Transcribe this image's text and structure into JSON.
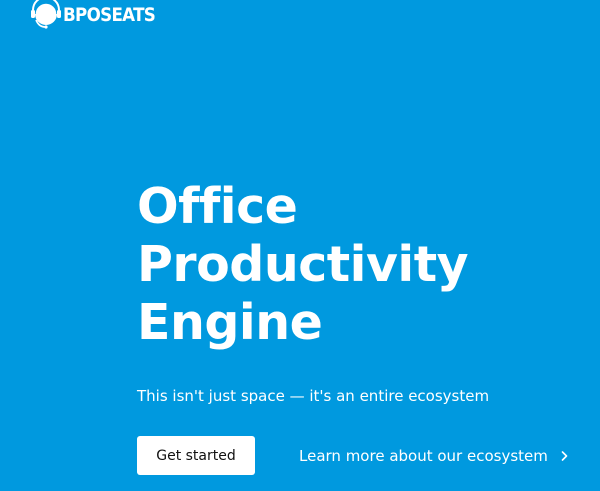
{
  "header": {
    "brand_name": "BPOSEATS",
    "logo_icon": "headset-globe-icon"
  },
  "hero": {
    "title_lines": [
      "Office",
      "Productivity",
      "Engine"
    ],
    "subtitle": "This isn't just space — it's an entire ecosystem",
    "primary_cta_label": "Get started",
    "secondary_cta_label": "Learn more about our ecosystem",
    "secondary_cta_icon": "chevron-right-icon"
  },
  "colors": {
    "background": "#0099df",
    "text": "#ffffff",
    "button_background": "#ffffff",
    "button_text": "#111111"
  }
}
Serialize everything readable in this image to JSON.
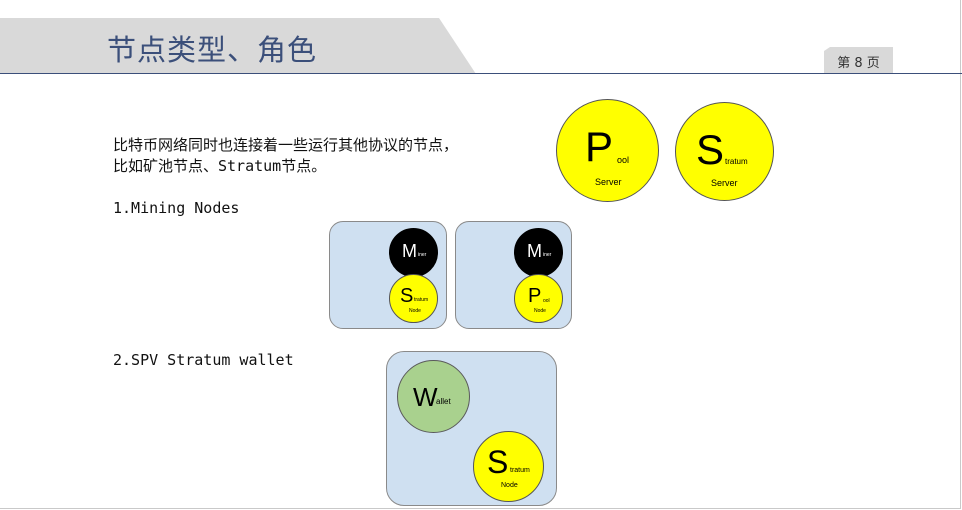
{
  "header": {
    "title": "节点类型、角色",
    "page_label": "第 8 页"
  },
  "body": {
    "intro_line1": "比特币网络同时也连接着一些运行其他协议的节点，",
    "intro_line2": "比如矿池节点、Stratum节点。",
    "item1": "1.Mining Nodes",
    "item2": "2.SPV Stratum wallet"
  },
  "diagram": {
    "pool_server": {
      "letter": "P",
      "sub": "ool",
      "caption": "Server"
    },
    "stratum_server": {
      "letter": "S",
      "sub": "tratum",
      "caption": "Server"
    },
    "miner_a": {
      "letter": "M",
      "sub": "iner"
    },
    "stratum_node_a": {
      "letter": "S",
      "sub": "tratum",
      "caption": "Node"
    },
    "miner_b": {
      "letter": "M",
      "sub": "iner"
    },
    "pool_node_b": {
      "letter": "P",
      "sub": "ool",
      "caption": "Node"
    },
    "wallet": {
      "letter": "W",
      "sub": "allet"
    },
    "stratum_node_c": {
      "letter": "S",
      "sub": "tratum",
      "caption": "Node"
    }
  },
  "colors": {
    "title": "#3b4f7a",
    "yellow": "#ffff00",
    "box": "#cfe0f1",
    "wallet": "#a9d18e"
  }
}
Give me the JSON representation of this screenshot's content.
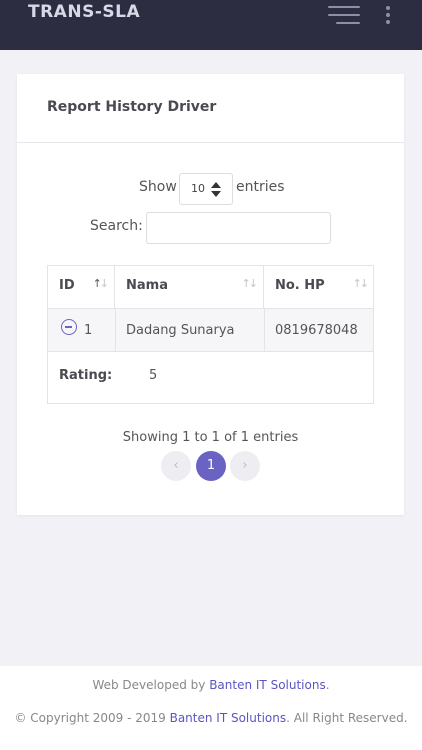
{
  "app": {
    "logo": "TRANS-SLA"
  },
  "card": {
    "title": "Report History Driver"
  },
  "length": {
    "show_label": "Show",
    "value": "10",
    "entries_label": "entries"
  },
  "search": {
    "label": "Search:",
    "value": ""
  },
  "table": {
    "columns": [
      {
        "label": "ID"
      },
      {
        "label": "Nama"
      },
      {
        "label": "No. HP"
      }
    ],
    "sort_icon": "↑↓",
    "rows": [
      {
        "id": "1",
        "nama": "Dadang Sunarya",
        "hp": "0819678048"
      }
    ],
    "child": {
      "label": "Rating:",
      "value": "5"
    }
  },
  "info": "Showing 1 to 1 of 1 entries",
  "pagination": {
    "prev": "‹",
    "current": "1",
    "next": "›"
  },
  "footer": {
    "line1_prefix": "Web Developed by ",
    "line1_link": "Banten IT Solutions",
    "line1_suffix": ".",
    "line2_prefix": "© Copyright 2009 - 2019 ",
    "line2_link": "Banten IT Solutions",
    "line2_suffix": ". All Right Reserved."
  },
  "colors": {
    "topbar": "#2c2d41",
    "accent": "#6a63c4",
    "background": "#f2f2f6"
  }
}
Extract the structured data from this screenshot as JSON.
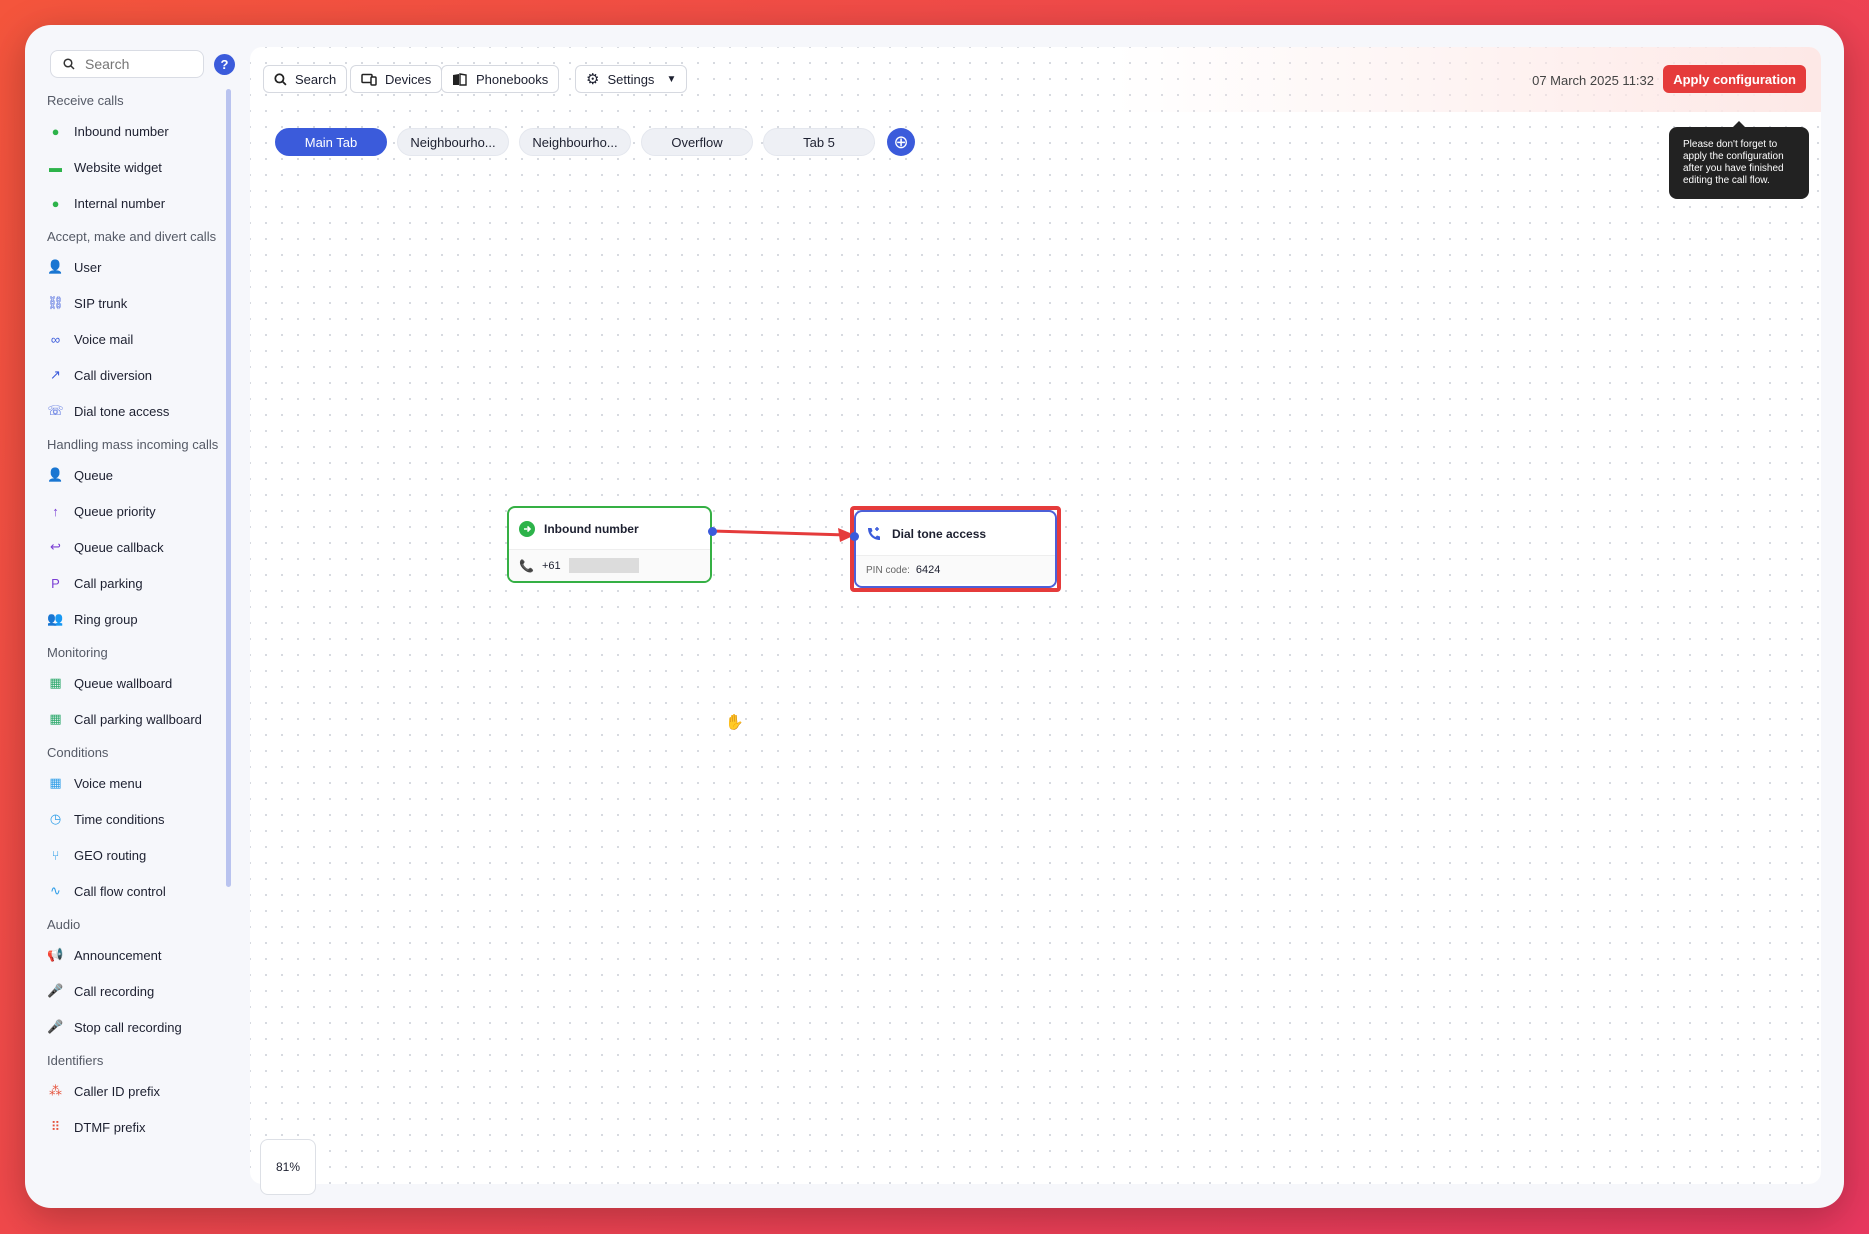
{
  "sidebar": {
    "search_placeholder": "Search",
    "help_label": "?",
    "sections": [
      {
        "title": "Receive calls",
        "items": [
          {
            "label": "Inbound number",
            "icon": "inbound-number-icon",
            "color": "#2db34a"
          },
          {
            "label": "Website widget",
            "icon": "website-widget-icon",
            "color": "#2db34a"
          },
          {
            "label": "Internal number",
            "icon": "internal-number-icon",
            "color": "#2db34a"
          }
        ]
      },
      {
        "title": "Accept, make and divert calls",
        "items": [
          {
            "label": "User",
            "icon": "user-icon",
            "color": "#3b5bdb"
          },
          {
            "label": "SIP trunk",
            "icon": "sip-trunk-icon",
            "color": "#3b5bdb"
          },
          {
            "label": "Voice mail",
            "icon": "voice-mail-icon",
            "color": "#3b5bdb"
          },
          {
            "label": "Call diversion",
            "icon": "call-diversion-icon",
            "color": "#3b5bdb"
          },
          {
            "label": "Dial tone access",
            "icon": "dial-tone-access-icon",
            "color": "#3b5bdb"
          }
        ]
      },
      {
        "title": "Handling mass incoming calls",
        "items": [
          {
            "label": "Queue",
            "icon": "queue-icon",
            "color": "#7b3fd4"
          },
          {
            "label": "Queue priority",
            "icon": "queue-priority-icon",
            "color": "#7b3fd4"
          },
          {
            "label": "Queue callback",
            "icon": "queue-callback-icon",
            "color": "#7b3fd4"
          },
          {
            "label": "Call parking",
            "icon": "call-parking-icon",
            "color": "#7b3fd4"
          },
          {
            "label": "Ring group",
            "icon": "ring-group-icon",
            "color": "#7b3fd4"
          }
        ]
      },
      {
        "title": "Monitoring",
        "items": [
          {
            "label": "Queue wallboard",
            "icon": "queue-wallboard-icon",
            "color": "#2aa86a"
          },
          {
            "label": "Call parking wallboard",
            "icon": "call-parking-wallboard-icon",
            "color": "#2aa86a"
          }
        ]
      },
      {
        "title": "Conditions",
        "items": [
          {
            "label": "Voice menu",
            "icon": "voice-menu-icon",
            "color": "#2f9ee8"
          },
          {
            "label": "Time conditions",
            "icon": "time-conditions-icon",
            "color": "#2f9ee8"
          },
          {
            "label": "GEO routing",
            "icon": "geo-routing-icon",
            "color": "#2f9ee8"
          },
          {
            "label": "Call flow control",
            "icon": "call-flow-control-icon",
            "color": "#2f9ee8"
          }
        ]
      },
      {
        "title": "Audio",
        "items": [
          {
            "label": "Announcement",
            "icon": "announcement-icon",
            "color": "#c0264f"
          },
          {
            "label": "Call recording",
            "icon": "call-recording-icon",
            "color": "#c0264f"
          },
          {
            "label": "Stop call recording",
            "icon": "stop-call-recording-icon",
            "color": "#c0264f"
          }
        ]
      },
      {
        "title": "Identifiers",
        "items": [
          {
            "label": "Caller ID prefix",
            "icon": "caller-id-prefix-icon",
            "color": "#e5533c"
          },
          {
            "label": "DTMF prefix",
            "icon": "dtmf-prefix-icon",
            "color": "#e5533c"
          }
        ]
      }
    ]
  },
  "toolbar": {
    "search_label": "Search",
    "devices_label": "Devices",
    "phonebooks_label": "Phonebooks",
    "settings_label": "Settings",
    "datetime": "07 March 2025 11:32",
    "apply_label": "Apply configuration",
    "tooltip": "Please don't forget to apply the configuration after you have finished editing the call flow."
  },
  "tabs": [
    "Main Tab",
    "Neighbourho...",
    "Neighbourho...",
    "Overflow",
    "Tab 5"
  ],
  "active_tab": "Main Tab",
  "nodes": {
    "inbound": {
      "title": "Inbound number",
      "number_prefix": "+61"
    },
    "dial": {
      "title": "Dial tone access",
      "pin_label": "PIN code:",
      "pin_value": "6424"
    }
  },
  "zoom": "81%",
  "colors": {
    "accent": "#3b5bdb",
    "apply": "#e53b3b",
    "inbound_border": "#35b044",
    "highlight": "#e53b3b"
  }
}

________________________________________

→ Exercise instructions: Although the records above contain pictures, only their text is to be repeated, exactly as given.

→ Task solution:
Transcribe this image's text and structure into JSON.
{
  "header": {
    "brand_name": "BPOSEATS",
    "logo_icon": "headset-globe-icon"
  },
  "hero": {
    "title_lines": [
      "Office",
      "Productivity",
      "Engine"
    ],
    "subtitle": "This isn't just space — it's an entire ecosystem",
    "primary_cta_label": "Get started",
    "secondary_cta_label": "Learn more about our ecosystem",
    "secondary_cta_icon": "chevron-right-icon"
  },
  "colors": {
    "background": "#0099df",
    "text": "#ffffff",
    "button_background": "#ffffff",
    "button_text": "#111111"
  }
}
Serialize everything readable in this image to JSON.
{
  "header": {
    "title": "节点类型、角色",
    "page_label": "第 8 页"
  },
  "body": {
    "intro_line1": "比特币网络同时也连接着一些运行其他协议的节点，",
    "intro_line2": "比如矿池节点、Stratum节点。",
    "item1": "1.Mining Nodes",
    "item2": "2.SPV Stratum wallet"
  },
  "diagram": {
    "pool_server": {
      "letter": "P",
      "sub": "ool",
      "caption": "Server"
    },
    "stratum_server": {
      "letter": "S",
      "sub": "tratum",
      "caption": "Server"
    },
    "miner_a": {
      "letter": "M",
      "sub": "iner"
    },
    "stratum_node_a": {
      "letter": "S",
      "sub": "tratum",
      "caption": "Node"
    },
    "miner_b": {
      "letter": "M",
      "sub": "iner"
    },
    "pool_node_b": {
      "letter": "P",
      "sub": "ool",
      "caption": "Node"
    },
    "wallet": {
      "letter": "W",
      "sub": "allet"
    },
    "stratum_node_c": {
      "letter": "S",
      "sub": "tratum",
      "caption": "Node"
    }
  },
  "colors": {
    "title": "#3b4f7a",
    "yellow": "#ffff00",
    "box": "#cfe0f1",
    "wallet": "#a9d18e"
  }
}
Give me the JSON representation of this screenshot's content.
{
  "app": {
    "logo": "TRANS-SLA"
  },
  "card": {
    "title": "Report History Driver"
  },
  "length": {
    "show_label": "Show",
    "value": "10",
    "entries_label": "entries"
  },
  "search": {
    "label": "Search:",
    "value": ""
  },
  "table": {
    "columns": [
      {
        "label": "ID"
      },
      {
        "label": "Nama"
      },
      {
        "label": "No. HP"
      }
    ],
    "sort_icon": "↑↓",
    "rows": [
      {
        "id": "1",
        "nama": "Dadang Sunarya",
        "hp": "0819678048"
      }
    ],
    "child": {
      "label": "Rating:",
      "value": "5"
    }
  },
  "info": "Showing 1 to 1 of 1 entries",
  "pagination": {
    "prev": "‹",
    "current": "1",
    "next": "›"
  },
  "footer": {
    "line1_prefix": "Web Developed by ",
    "line1_link": "Banten IT Solutions",
    "line1_suffix": ".",
    "line2_prefix": "© Copyright 2009 - 2019 ",
    "line2_link": "Banten IT Solutions",
    "line2_suffix": ". All Right Reserved."
  },
  "colors": {
    "topbar": "#2c2d41",
    "accent": "#6a63c4",
    "background": "#f2f2f6"
  }
}
Extract the structured data from this screenshot as JSON.
{
  "sidebar": {
    "search_placeholder": "Search",
    "help_label": "?",
    "sections": [
      {
        "title": "Receive calls",
        "items": [
          {
            "label": "Inbound number",
            "icon": "inbound-number-icon",
            "color": "#2db34a"
          },
          {
            "label": "Website widget",
            "icon": "website-widget-icon",
            "color": "#2db34a"
          },
          {
            "label": "Internal number",
            "icon": "internal-number-icon",
            "color": "#2db34a"
          }
        ]
      },
      {
        "title": "Accept, make and divert calls",
        "items": [
          {
            "label": "User",
            "icon": "user-icon",
            "color": "#3b5bdb"
          },
          {
            "label": "SIP trunk",
            "icon": "sip-trunk-icon",
            "color": "#3b5bdb"
          },
          {
            "label": "Voice mail",
            "icon": "voice-mail-icon",
            "color": "#3b5bdb"
          },
          {
            "label": "Call diversion",
            "icon": "call-diversion-icon",
            "color": "#3b5bdb"
          },
          {
            "label": "Dial tone access",
            "icon": "dial-tone-access-icon",
            "color": "#3b5bdb"
          }
        ]
      },
      {
        "title": "Handling mass incoming calls",
        "items": [
          {
            "label": "Queue",
            "icon": "queue-icon",
            "color": "#7b3fd4"
          },
          {
            "label": "Queue priority",
            "icon": "queue-priority-icon",
            "color": "#7b3fd4"
          },
          {
            "label": "Queue callback",
            "icon": "queue-callback-icon",
            "color": "#7b3fd4"
          },
          {
            "label": "Call parking",
            "icon": "call-parking-icon",
            "color": "#7b3fd4"
          },
          {
            "label": "Ring group",
            "icon": "ring-group-icon",
            "color": "#7b3fd4"
          }
        ]
      },
      {
        "title": "Monitoring",
        "items": [
          {
            "label": "Queue wallboard",
            "icon": "queue-wallboard-icon",
            "color": "#2aa86a"
          },
          {
            "label": "Call parking wallboard",
            "icon": "call-parking-wallboard-icon",
            "color": "#2aa86a"
          }
        ]
      },
      {
        "title": "Conditions",
        "items": [
          {
            "label": "Voice menu",
            "icon": "voice-menu-icon",
            "color": "#2f9ee8"
          },
          {
            "label": "Time conditions",
            "icon": "time-conditions-icon",
            "color": "#2f9ee8"
          },
          {
            "label": "GEO routing",
            "icon": "geo-routing-icon",
            "color": "#2f9ee8"
          },
          {
            "label": "Call flow control",
            "icon": "call-flow-control-icon",
            "color": "#2f9ee8"
          }
        ]
      },
      {
        "title": "Audio",
        "items": [
          {
            "label": "Announcement",
            "icon": "announcement-icon",
            "color": "#c0264f"
          },
          {
            "label": "Call recording",
            "icon": "call-recording-icon",
            "color": "#c0264f"
          },
          {
            "label": "Stop call recording",
            "icon": "stop-call-recording-icon",
            "color": "#c0264f"
          }
        ]
      },
      {
        "title": "Identifiers",
        "items": [
          {
            "label": "Caller ID prefix",
            "icon": "caller-id-prefix-icon",
            "color": "#e5533c"
          },
          {
            "label": "DTMF prefix",
            "icon": "dtmf-prefix-icon",
            "color": "#e5533c"
          }
        ]
      }
    ]
  },
  "toolbar": {
    "search_label": "Search",
    "devices_label": "Devices",
    "phonebooks_label": "Phonebooks",
    "settings_label": "Settings",
    "datetime": "07 March 2025 11:32",
    "apply_label": "Apply configuration",
    "tooltip": "Please don't forget to apply the configuration after you have finished editing the call flow."
  },
  "tabs": [
    "Main Tab",
    "Neighbourho...",
    "Neighbourho...",
    "Overflow",
    "Tab 5"
  ],
  "active_tab": "Main Tab",
  "nodes": {
    "inbound": {
      "title": "Inbound number",
      "number_prefix": "+61"
    },
    "dial": {
      "title": "Dial tone access",
      "pin_label": "PIN code:",
      "pin_value": "6424"
    }
  },
  "zoom": "81%",
  "colors": {
    "accent": "#3b5bdb",
    "apply": "#e53b3b",
    "inbound_border": "#35b044",
    "highlight": "#e53b3b"
  }
}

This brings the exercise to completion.